building resilience at work

The only way to move forward is to move forward. I know, it sounds simple, almost silly. Yet, it's an underestimated strategy. When encountering an undesirable situation, it is easy to sulk in misery and self-pity. What you'll find most helpful is to put one foot in front of the other. What that looks like is dependent on context.

Humans are naturally inclined to leverage every tool available to us to avoid discomfort and pain. Yet, even in our careers, avoiding difficulty and discomfort is simply an impossibility. We have an invaluable tool available to us in resilience. Resilience is one of the chief skills that help us to recover when we encounter any difficulty. We need it not only to survive but also to find our footing and capacity to thrive.

In light of the impending recession, headcount reductions at some of the biggest tech companies, and the recent collapse of crypto empires, leaving many people victims of circumstance – recovery will require collective and individual resilience. 

How exactly do you build resilience?

1. Determine within yourself that this is not the end; you can recover. 

Sometimes, situations feel impossible. The win here – feelings are not facts! They are simply indicators of the problem’s impact on you physically and emotionally. As distant as the light at the end of the tunnel may seem, it is closer than it appears. Sometimes it’s not as drastic as having your employment terminated, and it may just be a difficult 1-on-1 conversation with your boss that didn’t show you in the most favorable light. 

2. Focus on the next step available to you. 

The only way to move forward is to move forward. I know, it sounds simple, almost silly. Yet, it’s an underestimated strategy. When encountering an undesirable situation, it is easy to sulk in misery and self-pity. What you’ll find most helpful is to put one foot in front of the other. What that looks like is dependent on context. 

Some considerations for next steps: 

  • Taking ownership of your misstep or error and issuing an apology
  • Dusting off your resume and updating it with your most recent experience
  • Establishing boundaries to prevent a repeated incident 
  • Forgiving yourself and choosing not to repeat the same pattern
  • Finding a mentor or counselor to get advice on best practices or advisable next steps

 

3. Course correct, when possible. 

Some of the most challenging situations offer us all a gift. They offer the advantage of insight. There are times when a trajectory shift is essential and getting realigned with your values and goals is the essence of resilience. At some point in everyone’s life, we must change course. You are human; give yourself the grace to adjust. You are not a tree stuck where you are; change is possible.

4. Glean the insight to make a better plan. 

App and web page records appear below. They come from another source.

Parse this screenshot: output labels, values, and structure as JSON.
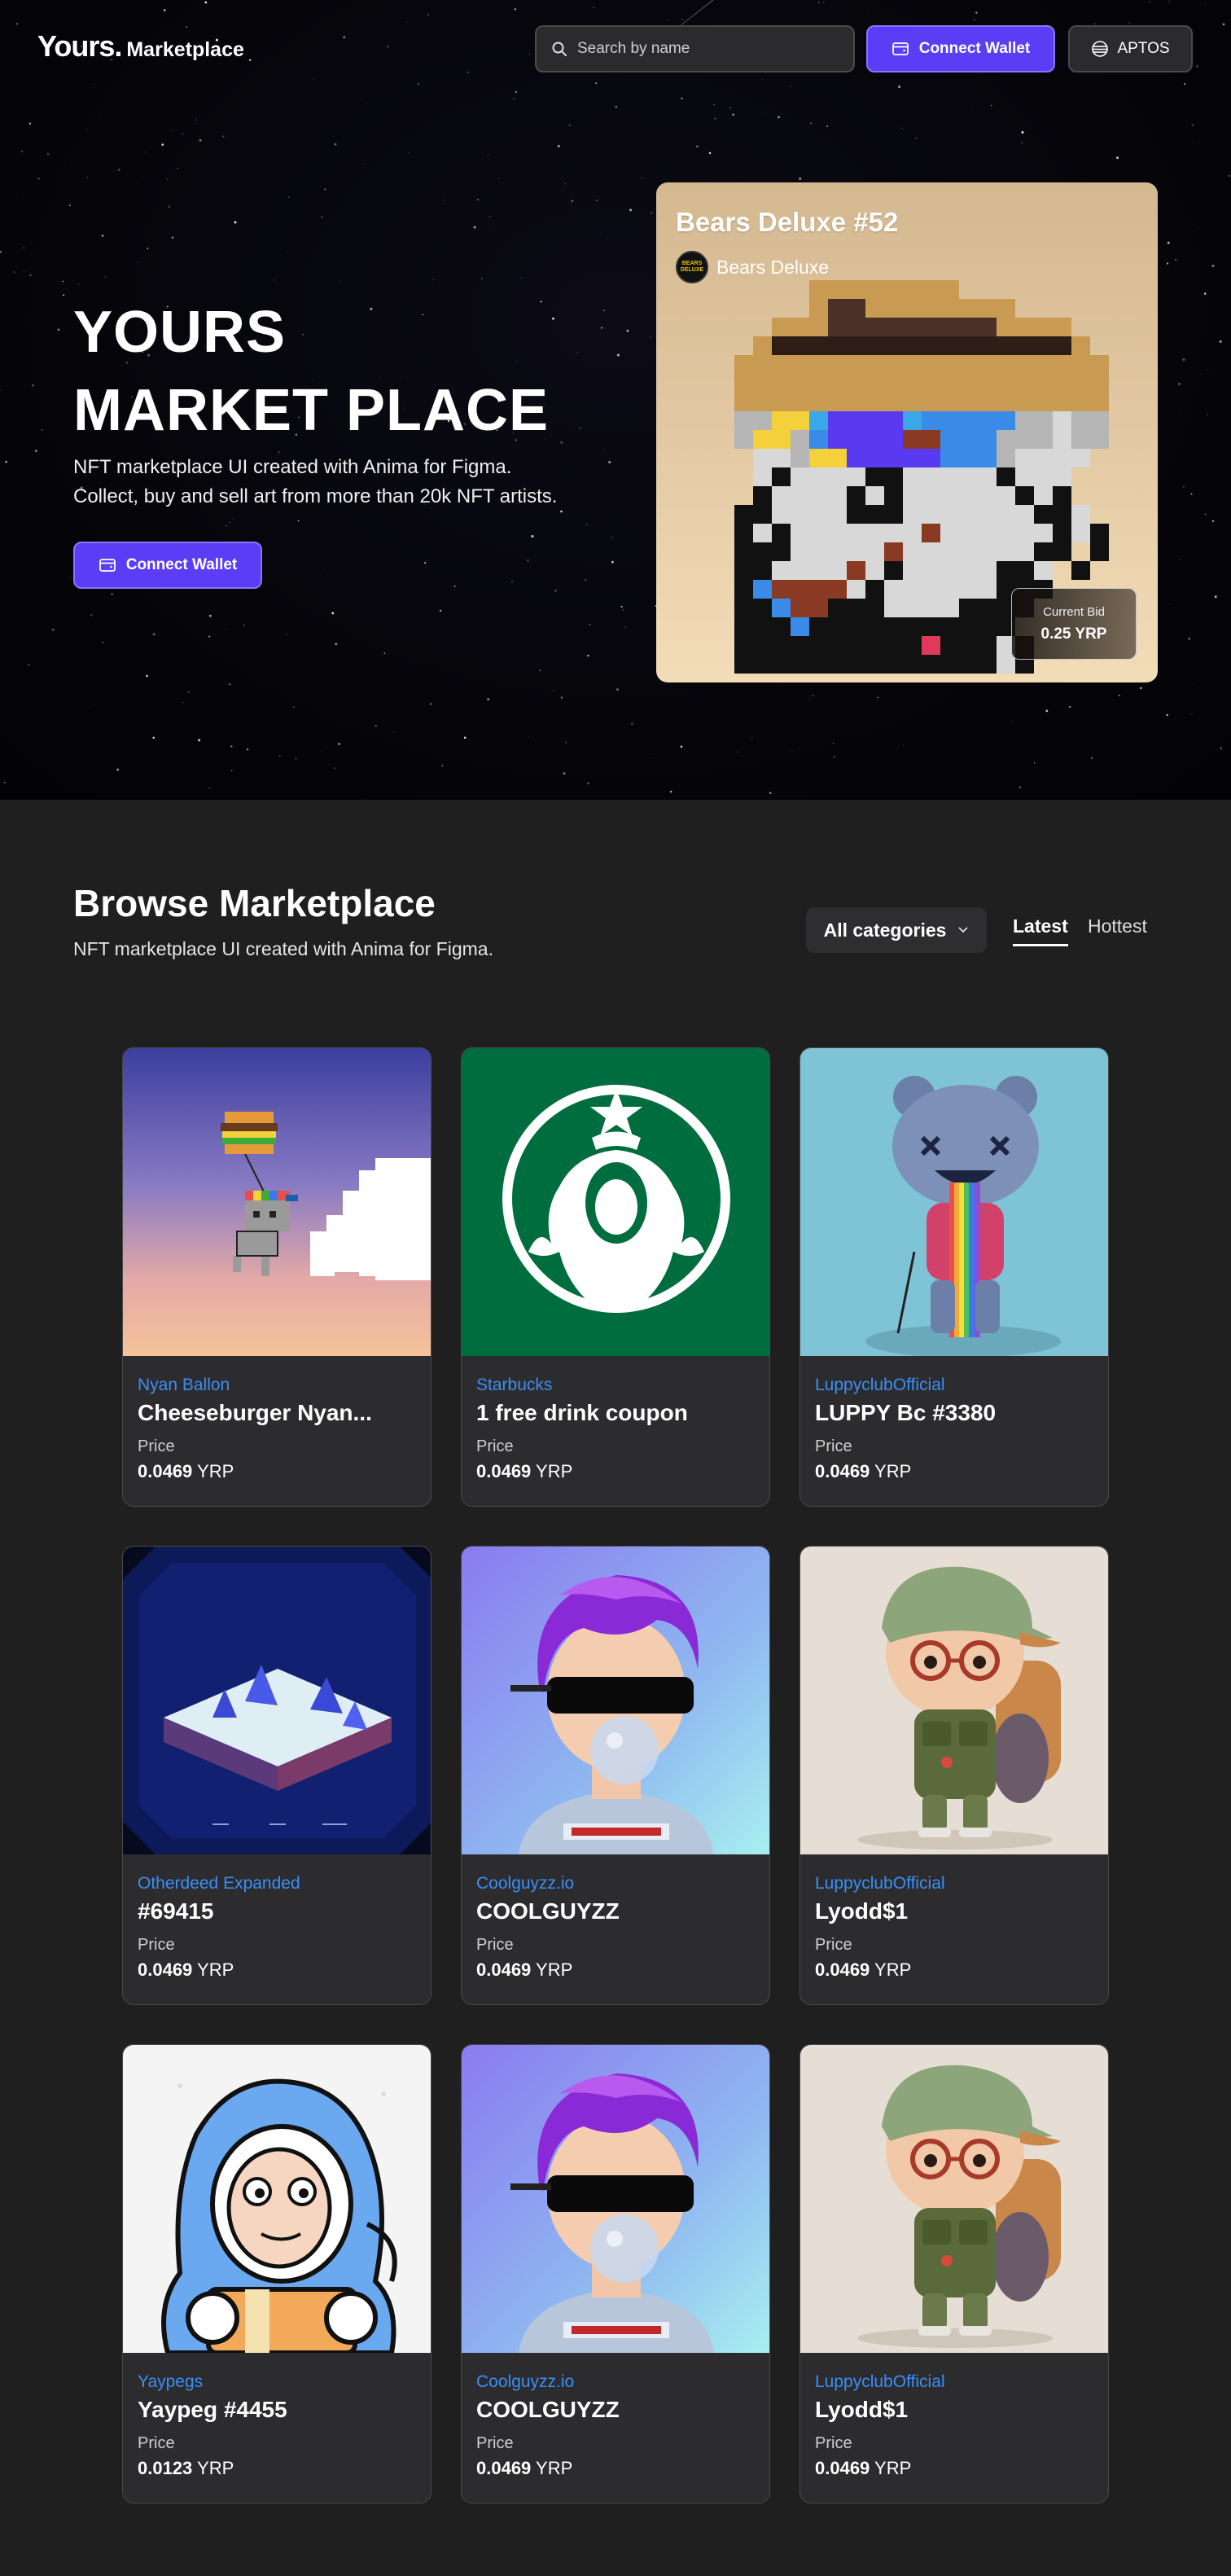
{
  "header": {
    "logo_mark": "Yours.",
    "logo_text": "Marketplace",
    "search_placeholder": "Search by name",
    "connect_label": "Connect Wallet",
    "network_label": "APTOS"
  },
  "hero": {
    "title_line1": "YOURS",
    "title_line2": "MARKET PLACE",
    "subtitle_line1": "NFT marketplace UI created with Anima for Figma.",
    "subtitle_line2": "Collect, buy and sell art from more than 20k NFT artists.",
    "cta_label": "Connect Wallet",
    "featured": {
      "title": "Bears Deluxe #52",
      "owner": "Bears Deluxe",
      "avatar_text": "BEARS DELUXE",
      "bid_label": "Current Bid",
      "bid_value": "0.25 YRP"
    }
  },
  "browse": {
    "title": "Browse Marketplace",
    "subtitle": "NFT marketplace UI created with Anima for Figma.",
    "category_label": "All categories",
    "tabs": [
      {
        "label": "Latest",
        "active": true
      },
      {
        "label": "Hottest",
        "active": false
      }
    ],
    "items": [
      {
        "collection": "Nyan Ballon",
        "name": "Cheeseburger Nyan...",
        "price_label": "Price",
        "price_value": "0.0469",
        "currency": "YRP",
        "art": "nyan"
      },
      {
        "collection": "Starbucks",
        "name": "1 free drink coupon",
        "price_label": "Price",
        "price_value": "0.0469",
        "currency": "YRP",
        "art": "starbucks"
      },
      {
        "collection": "LuppyclubOfficial",
        "name": "LUPPY Bc #3380",
        "price_label": "Price",
        "price_value": "0.0469",
        "currency": "YRP",
        "art": "luppy"
      },
      {
        "collection": "Otherdeed Expanded",
        "name": "#69415",
        "price_label": "Price",
        "price_value": "0.0469",
        "currency": "YRP",
        "art": "otherdeed"
      },
      {
        "collection": "Coolguyzz.io",
        "name": "COOLGUYZZ",
        "price_label": "Price",
        "price_value": "0.0469",
        "currency": "YRP",
        "art": "coolguy"
      },
      {
        "collection": "LuppyclubOfficial",
        "name": "Lyodd$1",
        "price_label": "Price",
        "price_value": "0.0469",
        "currency": "YRP",
        "art": "lyodd"
      },
      {
        "collection": "Yaypegs",
        "name": "Yaypeg #4455",
        "price_label": "Price",
        "price_value": "0.0123",
        "currency": "YRP",
        "art": "yaypeg"
      },
      {
        "collection": "Coolguyzz.io",
        "name": "COOLGUYZZ",
        "price_label": "Price",
        "price_value": "0.0469",
        "currency": "YRP",
        "art": "coolguy"
      },
      {
        "collection": "LuppyclubOfficial",
        "name": "Lyodd$1",
        "price_label": "Price",
        "price_value": "0.0469",
        "currency": "YRP",
        "art": "lyodd"
      }
    ]
  },
  "colors": {
    "accent": "#5b3df5",
    "link": "#3a8ef6",
    "card_bg": "#2c2c2e",
    "page_bg": "#1f1f20"
  }
}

When life knocks you off kilter through circumstance, intentionally lean into the discomfort to take note of the lessons and insight offered. It’s essential to embrace these moments of discomfort not as setbacks but as valuable learning opportunities. Gleaning insight from such experiences involves a conscious effort to reflect on what these challenges teach us. Often, the most profound lessons and insights are those acquired through direct experience, which cannot be replicated through advice or observation alone. By leaning into the discomfort and analyzing the situation, you gain a deeper understanding of your strengths, weaknesses, and the dynamics of your environment. This process of introspective learning allows you to craft a more informed and resilient plan for the future. It equips you with the wisdom to anticipate similar challenges, devise effective strategies to overcome them, and make decisions that are more aligned with your goals and capabilities. Thus, transforming every stumble into a stepping stone, you create a roadmap that is not only more robust but also more adaptable to the unpredictable nature of life.

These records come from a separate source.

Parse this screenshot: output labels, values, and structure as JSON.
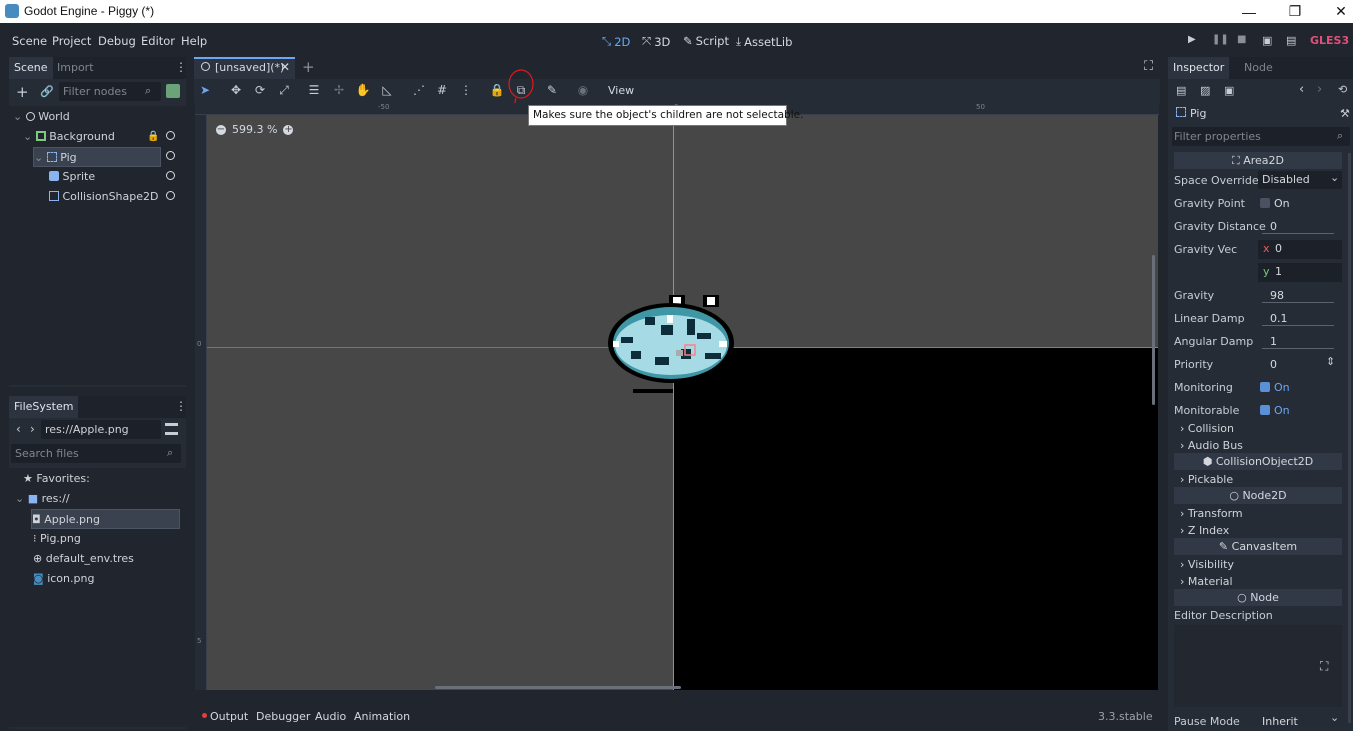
{
  "window": {
    "title": "Godot Engine - Piggy (*)",
    "minimize": "—",
    "maximize": "❐",
    "close": "✕"
  },
  "menu": [
    "Scene",
    "Project",
    "Debug",
    "Editor",
    "Help"
  ],
  "workspaces": [
    {
      "label": "2D",
      "icon": "2d-icon"
    },
    {
      "label": "3D",
      "icon": "3d-icon"
    },
    {
      "label": "Script",
      "icon": "script-icon"
    },
    {
      "label": "AssetLib",
      "icon": "assetlib-icon"
    }
  ],
  "renderer": "GLES3",
  "scene_dock": {
    "tabs": [
      "Scene",
      "Import"
    ],
    "filter_placeholder": "Filter nodes",
    "nodes": [
      {
        "label": "World",
        "icon": "node2d-icon"
      },
      {
        "label": "Background",
        "icon": "sprite-icon"
      },
      {
        "label": "Pig",
        "icon": "area2d-icon"
      },
      {
        "label": "Sprite",
        "icon": "sprite-icon"
      },
      {
        "label": "CollisionShape2D",
        "icon": "collisionshape-icon"
      }
    ]
  },
  "filesystem": {
    "tab": "FileSystem",
    "path": "res://Apple.png",
    "search_placeholder": "Search files",
    "favorites": "Favorites:",
    "root": "res://",
    "files": [
      "Apple.png",
      "Pig.png",
      "default_env.tres",
      "icon.png"
    ]
  },
  "editor": {
    "scene_tab": "[unsaved](*)",
    "view_menu": "View",
    "zoom": "599.3 %",
    "tooltip": "Makes sure the object's children are not selectable.",
    "ruler_ticks": [
      "-50",
      "0",
      "50"
    ],
    "ruler_v_ticks": [
      "0",
      "5"
    ]
  },
  "bottom_panel": {
    "tabs": [
      "Output",
      "Debugger",
      "Audio",
      "Animation"
    ],
    "version": "3.3.stable"
  },
  "inspector": {
    "tabs": [
      "Inspector",
      "Node"
    ],
    "node_name": "Pig",
    "filter_placeholder": "Filter properties",
    "class_header": "Area2D",
    "props": {
      "space_override": {
        "label": "Space Override",
        "value": "Disabled"
      },
      "gravity_point": {
        "label": "Gravity Point",
        "value": "On"
      },
      "gravity_distance": {
        "label": "Gravity Distance",
        "value": "0"
      },
      "gravity_vec": {
        "label": "Gravity Vec",
        "x": "0",
        "y": "1",
        "x_label": "x",
        "y_label": "y"
      },
      "gravity": {
        "label": "Gravity",
        "value": "98"
      },
      "linear_damp": {
        "label": "Linear Damp",
        "value": "0.1"
      },
      "angular_damp": {
        "label": "Angular Damp",
        "value": "1"
      },
      "priority": {
        "label": "Priority",
        "value": "0"
      },
      "monitoring": {
        "label": "Monitoring",
        "value": "On"
      },
      "monitorable": {
        "label": "Monitorable",
        "value": "On"
      }
    },
    "groups1": [
      "Collision",
      "Audio Bus"
    ],
    "collision_object": "CollisionObject2D",
    "groups2": [
      "Pickable"
    ],
    "node2d": "Node2D",
    "groups3": [
      "Transform",
      "Z Index"
    ],
    "canvas_item": "CanvasItem",
    "groups4": [
      "Visibility",
      "Material"
    ],
    "node": "Node",
    "editor_description": "Editor Description",
    "pause_mode": {
      "label": "Pause Mode",
      "value": "Inherit"
    }
  },
  "colors": {
    "accent": "#6aa7f5",
    "bg": "#20252e",
    "panel": "#262c36",
    "renderer": "#e0507a",
    "annotation": "#e0191f"
  }
}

5. Find an advocate. 

We all need someone who will see the best in us and encourage us to that end. Building resilience is much easier when you have someone you trust, encouraging and pushing you to thrive. Keep one at the ready when challenging moments arise. For example, being able to pick up the phone or send a message to an advocate could save you some frustration, tears, or even further missteps. 

6. Be willing to give it another try. 

When in a situation where you are tempted to quit – don’t! Sometimes another try is all you need to see the progress and success you’re after. In Adam Grant’s book, Think Again, he talks about the wisdom of reevaluating what you’re up against and seeing it another way. There are times when the answer you are looking for is found in a different vantage point.  Rethinking can be the life-saving, transformative step you need to take to see the outcome you desire.

When facing any circumstance requiring personal resilience, remember that you can recover. You will regain your footing. Keep going; even if it’s slow progress, it is progress to celebrate.